March 4, 2019 Updated March 3, 2019 2:49amS

The Navy’s Red Hill fuel facility near Pearl Harbor maintains a continuous supply of nearly 200 million gallons of petroleum for ships and jets in colossal underground tanks perched just 100 feet above Oahu’s drinking water aquifer.

Its presence here — now approaching eight decades — serves as an ever-looming threat that a potential catastrophic leak could forever taint our high-quality groundwater.

That threat is now compounded by corrosion tied to the facility’s age. Saluted as something of an engineering marvel, Red Hill’s buried tanks — each large enough to swallow a 20-story building — were briskly constructed during the World War II era. Ongoing leak-related worries spiked in 2014, when 27,000 gallons of fuel were released from one tank.ADVERTISING

In that case, the seepage was caused by contractor error and poor Navy oversight — not crumbling structure. Regardless of cause, though, the leak rightly touched off community call for a long-term plan to significantly reduce the risk of future releases and underground contamination that could devastate the quality of water pumped for municipal taps.

Now, five years later, the Navy is nearing completion of structural studies and evaluation of upgrade options, required by an Administrative Order of Consent with site regulators. Since much of the analysis was conducted in military quiet, it comes as a welcome relief that the state Attorney General’s Office recently called for more transparency.

Last week, in response to that call, the Navy turned over raw data pertaining to tank corrosion testing to its Red Hill site regulators, the U.S. Environmental Protection Agency and the state Heath Department. The DOH is now conducting its own assessment of the data — also an encouraging sign as the agency had a history of going easy on oversight of Red Hill. Too easy.

Decades ago, to address public safety and environmental concerns, state legislation was enacted directing the DOH to put in place rules requiring upgrade or replacement of underground tanks connected to public services or private business. Until just last year, it effectively exempted Red Hill — the Navy’s largest such fuel depot in the Northern Hemisphere.

No more. Now, in tandem with the federal EPA, the state DOH should redouble its scrutiny of data and the Navy’s expected proposal. It appears probable that the pitch will be to seek Pentagon support for the cheapest and least-protective site improvement option under consideration.

For its part, the Navy exudes confidence that its 18 operational tanks will be “tight,” leak-free well into the future while serving as a strategic asset in the U.S. Indo-Pacific Command.

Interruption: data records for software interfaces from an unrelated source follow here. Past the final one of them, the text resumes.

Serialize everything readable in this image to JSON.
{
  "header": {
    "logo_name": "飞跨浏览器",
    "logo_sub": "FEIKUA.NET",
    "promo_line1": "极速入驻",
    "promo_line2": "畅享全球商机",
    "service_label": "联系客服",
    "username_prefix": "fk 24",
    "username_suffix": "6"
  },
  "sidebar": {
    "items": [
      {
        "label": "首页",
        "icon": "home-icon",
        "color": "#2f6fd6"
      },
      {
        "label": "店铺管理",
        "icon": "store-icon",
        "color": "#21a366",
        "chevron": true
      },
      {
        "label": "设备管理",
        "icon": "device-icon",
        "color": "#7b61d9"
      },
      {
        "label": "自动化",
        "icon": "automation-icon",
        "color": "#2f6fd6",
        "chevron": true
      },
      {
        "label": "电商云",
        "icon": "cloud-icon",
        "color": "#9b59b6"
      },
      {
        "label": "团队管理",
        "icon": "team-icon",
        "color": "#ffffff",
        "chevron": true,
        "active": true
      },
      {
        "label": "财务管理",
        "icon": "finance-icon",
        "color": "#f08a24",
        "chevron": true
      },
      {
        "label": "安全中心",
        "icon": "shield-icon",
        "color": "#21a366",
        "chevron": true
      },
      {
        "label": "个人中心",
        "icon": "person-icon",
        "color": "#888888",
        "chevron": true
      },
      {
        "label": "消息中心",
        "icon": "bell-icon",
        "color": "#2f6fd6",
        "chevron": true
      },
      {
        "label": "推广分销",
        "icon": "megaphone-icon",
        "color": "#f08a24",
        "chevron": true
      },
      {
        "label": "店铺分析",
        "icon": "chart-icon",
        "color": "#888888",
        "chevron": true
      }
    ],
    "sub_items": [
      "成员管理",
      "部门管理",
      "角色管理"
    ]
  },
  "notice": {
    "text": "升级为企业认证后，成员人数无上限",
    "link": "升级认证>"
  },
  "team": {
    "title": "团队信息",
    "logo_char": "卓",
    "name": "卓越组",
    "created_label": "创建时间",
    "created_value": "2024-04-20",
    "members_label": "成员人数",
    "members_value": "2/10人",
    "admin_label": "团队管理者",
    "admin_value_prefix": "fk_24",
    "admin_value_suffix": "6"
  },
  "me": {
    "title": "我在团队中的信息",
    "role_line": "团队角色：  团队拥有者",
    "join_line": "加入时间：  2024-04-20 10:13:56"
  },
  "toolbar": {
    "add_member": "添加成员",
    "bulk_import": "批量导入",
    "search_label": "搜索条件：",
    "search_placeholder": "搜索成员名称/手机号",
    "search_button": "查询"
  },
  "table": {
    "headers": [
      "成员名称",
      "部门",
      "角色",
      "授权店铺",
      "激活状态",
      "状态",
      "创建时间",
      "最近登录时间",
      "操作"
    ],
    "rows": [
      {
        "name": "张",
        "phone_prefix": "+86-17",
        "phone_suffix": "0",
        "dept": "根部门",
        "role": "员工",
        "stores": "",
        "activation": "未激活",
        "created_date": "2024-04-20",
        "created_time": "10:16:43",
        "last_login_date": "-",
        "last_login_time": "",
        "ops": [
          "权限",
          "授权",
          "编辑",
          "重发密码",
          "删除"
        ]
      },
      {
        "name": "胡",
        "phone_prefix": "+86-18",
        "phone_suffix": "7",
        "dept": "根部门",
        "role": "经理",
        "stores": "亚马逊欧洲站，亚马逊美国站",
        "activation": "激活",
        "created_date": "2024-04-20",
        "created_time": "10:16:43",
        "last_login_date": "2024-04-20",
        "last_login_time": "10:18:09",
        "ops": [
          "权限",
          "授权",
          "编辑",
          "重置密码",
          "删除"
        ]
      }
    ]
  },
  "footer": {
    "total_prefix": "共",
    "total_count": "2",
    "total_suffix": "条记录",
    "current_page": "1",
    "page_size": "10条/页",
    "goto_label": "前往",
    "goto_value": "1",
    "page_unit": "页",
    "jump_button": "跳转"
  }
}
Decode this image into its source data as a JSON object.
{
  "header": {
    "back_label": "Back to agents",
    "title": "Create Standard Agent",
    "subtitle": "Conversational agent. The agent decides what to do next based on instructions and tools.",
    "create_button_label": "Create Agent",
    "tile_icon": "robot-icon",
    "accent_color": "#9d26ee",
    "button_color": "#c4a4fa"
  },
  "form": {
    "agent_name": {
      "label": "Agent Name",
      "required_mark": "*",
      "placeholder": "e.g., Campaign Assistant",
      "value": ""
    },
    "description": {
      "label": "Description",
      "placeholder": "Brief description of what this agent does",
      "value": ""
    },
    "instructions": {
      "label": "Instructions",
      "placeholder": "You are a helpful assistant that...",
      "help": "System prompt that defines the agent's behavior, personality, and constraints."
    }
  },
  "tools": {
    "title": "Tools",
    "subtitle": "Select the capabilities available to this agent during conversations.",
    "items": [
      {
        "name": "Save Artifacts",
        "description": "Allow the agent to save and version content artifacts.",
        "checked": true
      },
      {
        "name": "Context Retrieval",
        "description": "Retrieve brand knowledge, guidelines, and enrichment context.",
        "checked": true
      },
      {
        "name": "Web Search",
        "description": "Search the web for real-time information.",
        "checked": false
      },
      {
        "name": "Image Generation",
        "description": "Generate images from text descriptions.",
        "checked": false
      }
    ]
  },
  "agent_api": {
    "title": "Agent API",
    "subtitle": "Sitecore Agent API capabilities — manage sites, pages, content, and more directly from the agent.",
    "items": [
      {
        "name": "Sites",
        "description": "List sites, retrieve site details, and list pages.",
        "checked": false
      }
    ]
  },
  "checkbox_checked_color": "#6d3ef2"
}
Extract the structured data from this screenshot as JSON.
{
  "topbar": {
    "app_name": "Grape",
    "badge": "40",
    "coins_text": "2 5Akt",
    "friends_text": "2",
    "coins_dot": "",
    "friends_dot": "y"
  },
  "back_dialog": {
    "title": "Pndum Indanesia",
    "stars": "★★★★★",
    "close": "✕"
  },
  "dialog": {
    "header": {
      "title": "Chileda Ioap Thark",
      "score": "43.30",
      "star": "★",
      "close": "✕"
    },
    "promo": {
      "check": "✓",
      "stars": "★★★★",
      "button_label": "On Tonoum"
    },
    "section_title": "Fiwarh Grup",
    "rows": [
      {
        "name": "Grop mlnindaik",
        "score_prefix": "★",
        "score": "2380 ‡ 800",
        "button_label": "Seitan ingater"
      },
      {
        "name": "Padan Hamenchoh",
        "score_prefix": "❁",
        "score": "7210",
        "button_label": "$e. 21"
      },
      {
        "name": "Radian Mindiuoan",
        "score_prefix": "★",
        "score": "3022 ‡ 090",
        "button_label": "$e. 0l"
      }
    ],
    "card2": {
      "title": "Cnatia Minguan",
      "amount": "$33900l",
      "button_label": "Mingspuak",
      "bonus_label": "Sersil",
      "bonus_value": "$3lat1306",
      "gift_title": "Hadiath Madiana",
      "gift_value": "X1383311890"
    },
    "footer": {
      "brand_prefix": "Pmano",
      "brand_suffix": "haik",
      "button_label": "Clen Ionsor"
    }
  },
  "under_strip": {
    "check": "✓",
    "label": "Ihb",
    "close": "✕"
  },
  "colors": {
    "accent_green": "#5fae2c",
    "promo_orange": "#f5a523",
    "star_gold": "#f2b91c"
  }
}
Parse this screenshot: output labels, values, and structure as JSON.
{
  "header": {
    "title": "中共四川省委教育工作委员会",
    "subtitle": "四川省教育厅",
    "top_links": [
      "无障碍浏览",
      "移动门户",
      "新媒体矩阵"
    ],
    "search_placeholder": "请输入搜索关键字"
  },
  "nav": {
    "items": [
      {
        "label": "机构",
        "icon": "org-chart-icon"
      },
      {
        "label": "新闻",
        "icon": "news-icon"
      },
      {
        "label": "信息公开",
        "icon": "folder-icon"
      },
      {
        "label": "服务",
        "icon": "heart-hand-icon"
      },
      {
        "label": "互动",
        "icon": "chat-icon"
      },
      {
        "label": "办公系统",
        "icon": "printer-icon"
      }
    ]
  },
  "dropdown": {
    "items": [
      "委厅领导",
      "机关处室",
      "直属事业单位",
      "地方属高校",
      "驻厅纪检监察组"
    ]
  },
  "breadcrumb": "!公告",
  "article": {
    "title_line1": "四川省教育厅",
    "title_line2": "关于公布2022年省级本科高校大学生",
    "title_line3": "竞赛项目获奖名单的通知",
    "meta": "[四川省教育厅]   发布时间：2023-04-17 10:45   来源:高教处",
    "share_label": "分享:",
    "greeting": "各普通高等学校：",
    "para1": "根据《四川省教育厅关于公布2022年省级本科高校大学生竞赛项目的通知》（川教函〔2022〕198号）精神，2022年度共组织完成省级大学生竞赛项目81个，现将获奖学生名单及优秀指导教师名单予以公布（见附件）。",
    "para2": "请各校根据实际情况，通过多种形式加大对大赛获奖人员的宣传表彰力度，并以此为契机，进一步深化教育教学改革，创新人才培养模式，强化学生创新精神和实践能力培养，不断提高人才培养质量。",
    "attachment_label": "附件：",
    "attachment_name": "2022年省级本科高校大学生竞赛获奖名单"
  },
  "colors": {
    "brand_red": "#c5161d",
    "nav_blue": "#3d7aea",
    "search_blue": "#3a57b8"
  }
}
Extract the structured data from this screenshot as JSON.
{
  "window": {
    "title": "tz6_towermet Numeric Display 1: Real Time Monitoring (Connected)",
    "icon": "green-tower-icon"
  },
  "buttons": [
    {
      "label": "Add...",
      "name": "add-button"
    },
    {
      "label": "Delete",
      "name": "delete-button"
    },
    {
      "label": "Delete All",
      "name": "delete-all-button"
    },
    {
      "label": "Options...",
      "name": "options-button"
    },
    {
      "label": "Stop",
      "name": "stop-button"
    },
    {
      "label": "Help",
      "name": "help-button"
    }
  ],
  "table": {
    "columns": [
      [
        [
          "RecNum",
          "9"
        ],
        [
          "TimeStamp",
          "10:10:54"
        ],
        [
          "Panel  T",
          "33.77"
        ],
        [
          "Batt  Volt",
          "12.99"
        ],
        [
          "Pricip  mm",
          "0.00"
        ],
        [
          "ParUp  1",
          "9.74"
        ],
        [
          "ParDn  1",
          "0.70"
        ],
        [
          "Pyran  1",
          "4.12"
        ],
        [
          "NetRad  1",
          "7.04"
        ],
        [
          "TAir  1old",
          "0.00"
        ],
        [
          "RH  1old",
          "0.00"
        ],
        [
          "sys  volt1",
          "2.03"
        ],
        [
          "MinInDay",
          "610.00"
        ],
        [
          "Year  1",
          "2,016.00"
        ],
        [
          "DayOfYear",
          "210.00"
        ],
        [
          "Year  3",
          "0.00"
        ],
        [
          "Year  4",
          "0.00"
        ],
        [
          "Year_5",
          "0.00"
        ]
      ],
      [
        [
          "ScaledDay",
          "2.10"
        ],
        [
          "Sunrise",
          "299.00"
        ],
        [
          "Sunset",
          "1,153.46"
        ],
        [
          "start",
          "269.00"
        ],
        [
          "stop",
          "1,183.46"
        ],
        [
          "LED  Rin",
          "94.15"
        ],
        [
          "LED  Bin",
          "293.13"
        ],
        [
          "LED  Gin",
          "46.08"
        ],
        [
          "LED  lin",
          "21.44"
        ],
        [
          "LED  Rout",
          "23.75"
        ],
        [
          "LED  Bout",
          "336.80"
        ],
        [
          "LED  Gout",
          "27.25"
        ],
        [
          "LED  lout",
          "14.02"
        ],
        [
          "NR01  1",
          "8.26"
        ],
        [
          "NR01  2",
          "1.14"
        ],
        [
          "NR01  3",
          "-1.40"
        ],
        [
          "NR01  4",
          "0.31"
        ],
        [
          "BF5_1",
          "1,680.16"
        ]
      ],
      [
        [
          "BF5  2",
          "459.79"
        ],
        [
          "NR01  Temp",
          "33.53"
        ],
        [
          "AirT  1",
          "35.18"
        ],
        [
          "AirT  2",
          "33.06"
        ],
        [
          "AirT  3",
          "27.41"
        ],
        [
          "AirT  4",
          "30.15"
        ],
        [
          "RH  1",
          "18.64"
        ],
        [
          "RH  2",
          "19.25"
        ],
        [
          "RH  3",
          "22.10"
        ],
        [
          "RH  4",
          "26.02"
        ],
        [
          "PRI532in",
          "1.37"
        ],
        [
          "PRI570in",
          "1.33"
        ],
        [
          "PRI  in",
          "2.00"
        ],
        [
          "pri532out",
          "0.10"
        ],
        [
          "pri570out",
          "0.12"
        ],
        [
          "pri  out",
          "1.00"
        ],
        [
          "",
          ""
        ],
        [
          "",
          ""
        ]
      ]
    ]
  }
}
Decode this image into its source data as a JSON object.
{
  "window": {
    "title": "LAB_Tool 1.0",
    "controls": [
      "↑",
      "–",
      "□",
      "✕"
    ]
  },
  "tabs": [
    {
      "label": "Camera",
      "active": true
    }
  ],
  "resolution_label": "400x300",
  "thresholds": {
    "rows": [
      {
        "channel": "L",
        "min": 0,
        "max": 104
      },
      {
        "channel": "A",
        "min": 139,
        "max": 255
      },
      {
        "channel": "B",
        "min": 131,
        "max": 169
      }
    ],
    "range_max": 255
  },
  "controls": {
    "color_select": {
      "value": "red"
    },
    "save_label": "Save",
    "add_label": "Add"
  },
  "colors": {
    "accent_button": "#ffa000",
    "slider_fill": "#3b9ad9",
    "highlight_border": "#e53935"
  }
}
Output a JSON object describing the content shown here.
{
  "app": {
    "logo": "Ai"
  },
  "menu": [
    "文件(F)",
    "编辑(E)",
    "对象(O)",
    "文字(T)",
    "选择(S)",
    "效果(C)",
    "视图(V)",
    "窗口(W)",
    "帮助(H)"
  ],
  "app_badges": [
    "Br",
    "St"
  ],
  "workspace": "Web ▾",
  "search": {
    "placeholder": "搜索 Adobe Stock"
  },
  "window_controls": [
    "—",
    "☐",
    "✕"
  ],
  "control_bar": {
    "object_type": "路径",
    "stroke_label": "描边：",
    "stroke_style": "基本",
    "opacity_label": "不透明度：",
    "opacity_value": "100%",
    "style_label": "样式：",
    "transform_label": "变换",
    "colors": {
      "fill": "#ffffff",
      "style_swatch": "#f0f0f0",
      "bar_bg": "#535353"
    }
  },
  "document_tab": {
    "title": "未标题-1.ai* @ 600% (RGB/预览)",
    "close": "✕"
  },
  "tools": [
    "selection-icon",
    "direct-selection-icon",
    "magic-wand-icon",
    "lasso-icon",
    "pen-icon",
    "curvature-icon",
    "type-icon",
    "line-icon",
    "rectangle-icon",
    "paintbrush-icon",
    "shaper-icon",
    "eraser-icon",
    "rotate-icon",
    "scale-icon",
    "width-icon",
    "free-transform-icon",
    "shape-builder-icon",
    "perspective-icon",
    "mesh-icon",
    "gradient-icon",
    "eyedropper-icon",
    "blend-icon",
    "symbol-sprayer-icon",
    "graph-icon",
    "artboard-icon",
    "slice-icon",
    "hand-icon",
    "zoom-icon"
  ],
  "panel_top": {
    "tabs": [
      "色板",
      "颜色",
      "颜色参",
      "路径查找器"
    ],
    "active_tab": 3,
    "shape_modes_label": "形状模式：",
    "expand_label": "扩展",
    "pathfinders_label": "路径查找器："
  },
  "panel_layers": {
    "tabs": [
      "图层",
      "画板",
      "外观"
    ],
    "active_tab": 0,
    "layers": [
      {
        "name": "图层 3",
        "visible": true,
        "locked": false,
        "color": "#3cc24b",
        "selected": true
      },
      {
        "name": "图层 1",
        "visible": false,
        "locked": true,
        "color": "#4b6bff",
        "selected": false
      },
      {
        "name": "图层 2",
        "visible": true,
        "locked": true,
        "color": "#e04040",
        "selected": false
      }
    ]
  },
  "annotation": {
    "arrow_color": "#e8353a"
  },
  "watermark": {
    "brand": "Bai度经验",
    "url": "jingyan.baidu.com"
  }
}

It points out that the Department of Defense is already investing hundreds of millions of dollars to modernize Red Hill. Further, a recent laboratory analysis of tank steel plate samples, called coupons, shows that thickness exceeds twice the industry minimum standard for above-ground tanks.

Still, it should be deeply concerning to Oahu residents that Honolulu’s Board of Water Supply (BWS) does not share the military’s sense of confidence.

The BWS, which manages municipal water resources and distribution, lacks confidence that “existing maintenance practices” at Red Hill can detect potential leak areas and repair them before they occur. For safety’s sake, then, it opposes the Navy’s expected proposal to continue use of the aging “single-wall” tanks.

Honolulu’s City Council weighed in for the first time on the matter last week, passing a resolution urging the site’s regulators to reject proposed single-wall upgrades. Instead, the Council — along with the BWS — supports installing a double-wall, or secondary containment option for each tank; or relocation away from the fresh-water aquifer.

Those options come with a much higher price tag. But, then again, the bottom line for Oahu is that the aquifer is the only one of its kind here. It is priceless, as it cannot be relocated or replaced.